Task goal:
Should an entry contain an image, leave the image out and repeat the entry's text exactly.

Website and app data records:
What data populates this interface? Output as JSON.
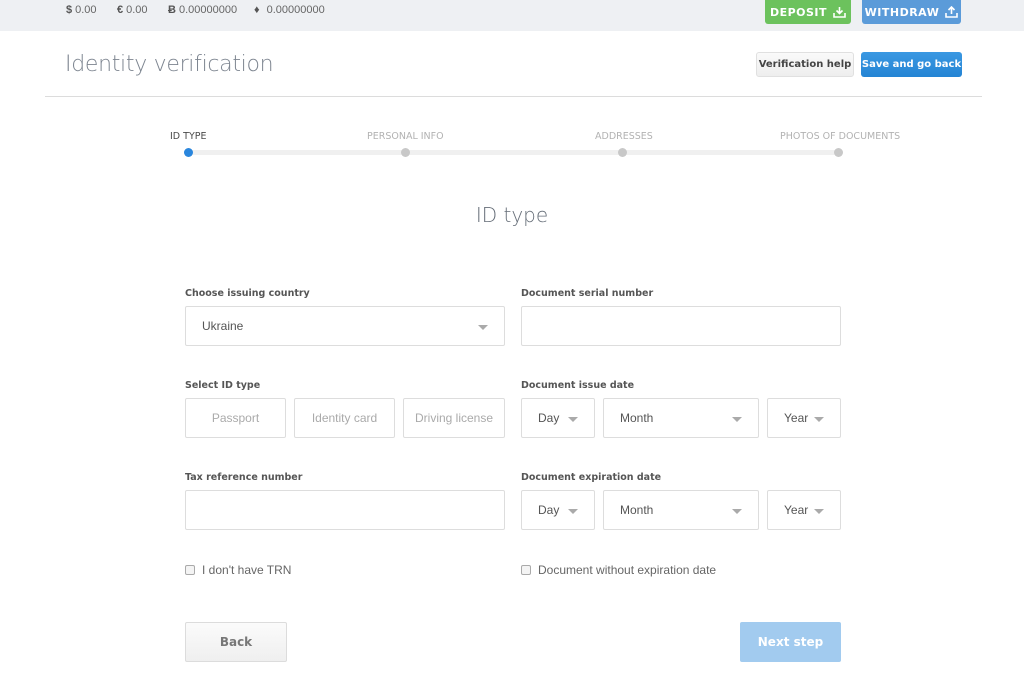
{
  "topbar": {
    "balances": [
      {
        "currency": "usd",
        "symbol": "$",
        "amount": "0.00"
      },
      {
        "currency": "eur",
        "symbol": "€",
        "amount": "0.00"
      },
      {
        "currency": "btc",
        "symbol": "Ƀ",
        "amount": "0.00000000"
      },
      {
        "currency": "eth",
        "symbol": "♦",
        "amount": "0.00000000"
      }
    ],
    "deposit_label": "DEPOSIT",
    "withdraw_label": "WITHDRAW",
    "deposit_color": "#6cc25d",
    "withdraw_color": "#5b9bd9"
  },
  "header": {
    "title": "Identity verification",
    "help_label": "Verification help",
    "save_label": "Save and go back"
  },
  "stepper": {
    "steps": [
      {
        "label": "ID TYPE",
        "active": true
      },
      {
        "label": "PERSONAL INFO",
        "active": false
      },
      {
        "label": "ADDRESSES",
        "active": false
      },
      {
        "label": "PHOTOS OF DOCUMENTS",
        "active": false
      }
    ],
    "active_color": "#2a86dd"
  },
  "form": {
    "title": "ID type",
    "country": {
      "label": "Choose issuing country",
      "value": "Ukraine"
    },
    "serial": {
      "label": "Document serial number",
      "value": ""
    },
    "id_type": {
      "label": "Select ID type",
      "options": [
        "Passport",
        "Identity card",
        "Driving license"
      ]
    },
    "issue_date": {
      "label": "Document issue date",
      "day": "Day",
      "month": "Month",
      "year": "Year"
    },
    "trn": {
      "label": "Tax reference number",
      "value": ""
    },
    "expiration_date": {
      "label": "Document expiration date",
      "day": "Day",
      "month": "Month",
      "year": "Year"
    },
    "no_trn_label": "I don't have TRN",
    "no_expiration_label": "Document without expiration date"
  },
  "footer": {
    "back_label": "Back",
    "next_label": "Next step"
  }
}
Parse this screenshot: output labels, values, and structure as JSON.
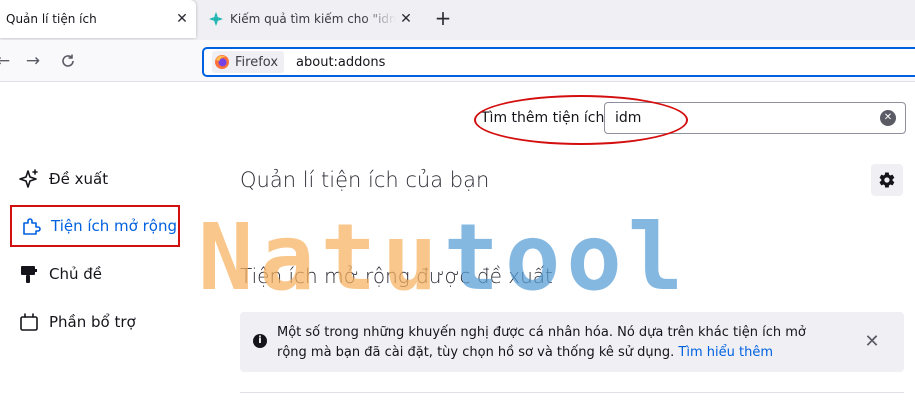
{
  "tabs": [
    {
      "label": "Quản lí tiện ích",
      "active": true
    },
    {
      "label": "Kiếm quả tìm kiếm cho \"idm\" – …",
      "active": false
    }
  ],
  "nav": {
    "identity_label": "Firefox",
    "url": "about:addons"
  },
  "search": {
    "label": "Tìm thêm tiện ích",
    "value": "idm"
  },
  "sidebar": {
    "items": [
      {
        "label": "Đề xuất",
        "icon": "sparkle-icon"
      },
      {
        "label": "Tiện ích mở rộng",
        "icon": "puzzle-icon",
        "selected": true
      },
      {
        "label": "Chủ đề",
        "icon": "paintbrush-icon"
      },
      {
        "label": "Phần bổ trợ",
        "icon": "plugin-icon"
      }
    ]
  },
  "main": {
    "title": "Quản lí tiện ích của bạn",
    "section_title": "Tiện ích mở rộng được đề xuất",
    "notice_text": "Một số trong những khuyến nghị được cá nhân hóa. Nó dựa trên khác tiện ích mở rộng mà bạn đã cài đặt, tùy chọn hồ sơ và thống kê sử dụng.",
    "notice_link": "Tìm hiểu thêm"
  },
  "watermark": {
    "part1": "Natu",
    "part2": "tool"
  },
  "colors": {
    "accent": "#0061e0",
    "annotation_red": "#d40e0e",
    "watermark_orange": "#f7b260",
    "watermark_blue": "#549cd6"
  }
}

Response for this exercise:
What data populates this interface? Output as JSON.
{
  "topbar": {
    "balances": [
      {
        "currency": "usd",
        "symbol": "$",
        "amount": "0.00"
      },
      {
        "currency": "eur",
        "symbol": "€",
        "amount": "0.00"
      },
      {
        "currency": "btc",
        "symbol": "Ƀ",
        "amount": "0.00000000"
      },
      {
        "currency": "eth",
        "symbol": "♦",
        "amount": "0.00000000"
      }
    ],
    "deposit_label": "DEPOSIT",
    "withdraw_label": "WITHDRAW",
    "deposit_color": "#6cc25d",
    "withdraw_color": "#5b9bd9"
  },
  "header": {
    "title": "Identity verification",
    "help_label": "Verification help",
    "save_label": "Save and go back"
  },
  "stepper": {
    "steps": [
      {
        "label": "ID TYPE",
        "active": true
      },
      {
        "label": "PERSONAL INFO",
        "active": false
      },
      {
        "label": "ADDRESSES",
        "active": false
      },
      {
        "label": "PHOTOS OF DOCUMENTS",
        "active": false
      }
    ],
    "active_color": "#2a86dd"
  },
  "form": {
    "title": "ID type",
    "country": {
      "label": "Choose issuing country",
      "value": "Ukraine"
    },
    "serial": {
      "label": "Document serial number",
      "value": ""
    },
    "id_type": {
      "label": "Select ID type",
      "options": [
        "Passport",
        "Identity card",
        "Driving license"
      ]
    },
    "issue_date": {
      "label": "Document issue date",
      "day": "Day",
      "month": "Month",
      "year": "Year"
    },
    "trn": {
      "label": "Tax reference number",
      "value": ""
    },
    "expiration_date": {
      "label": "Document expiration date",
      "day": "Day",
      "month": "Month",
      "year": "Year"
    },
    "no_trn_label": "I don't have TRN",
    "no_expiration_label": "Document without expiration date"
  },
  "footer": {
    "back_label": "Back",
    "next_label": "Next step"
  }
}
Parse this screenshot: output labels, values, and structure as JSON.
{
  "tabs": [
    {
      "label": "Quản lí tiện ích",
      "active": true
    },
    {
      "label": "Kiếm quả tìm kiếm cho \"idm\" – …",
      "active": false
    }
  ],
  "nav": {
    "identity_label": "Firefox",
    "url": "about:addons"
  },
  "search": {
    "label": "Tìm thêm tiện ích",
    "value": "idm"
  },
  "sidebar": {
    "items": [
      {
        "label": "Đề xuất",
        "icon": "sparkle-icon"
      },
      {
        "label": "Tiện ích mở rộng",
        "icon": "puzzle-icon",
        "selected": true
      },
      {
        "label": "Chủ đề",
        "icon": "paintbrush-icon"
      },
      {
        "label": "Phần bổ trợ",
        "icon": "plugin-icon"
      }
    ]
  },
  "main": {
    "title": "Quản lí tiện ích của bạn",
    "section_title": "Tiện ích mở rộng được đề xuất",
    "notice_text": "Một số trong những khuyến nghị được cá nhân hóa. Nó dựa trên khác tiện ích mở rộng mà bạn đã cài đặt, tùy chọn hồ sơ và thống kê sử dụng.",
    "notice_link": "Tìm hiểu thêm"
  },
  "watermark": {
    "part1": "Natu",
    "part2": "tool"
  },
  "colors": {
    "accent": "#0061e0",
    "annotation_red": "#d40e0e",
    "watermark_orange": "#f7b260",
    "watermark_blue": "#549cd6"
  }
}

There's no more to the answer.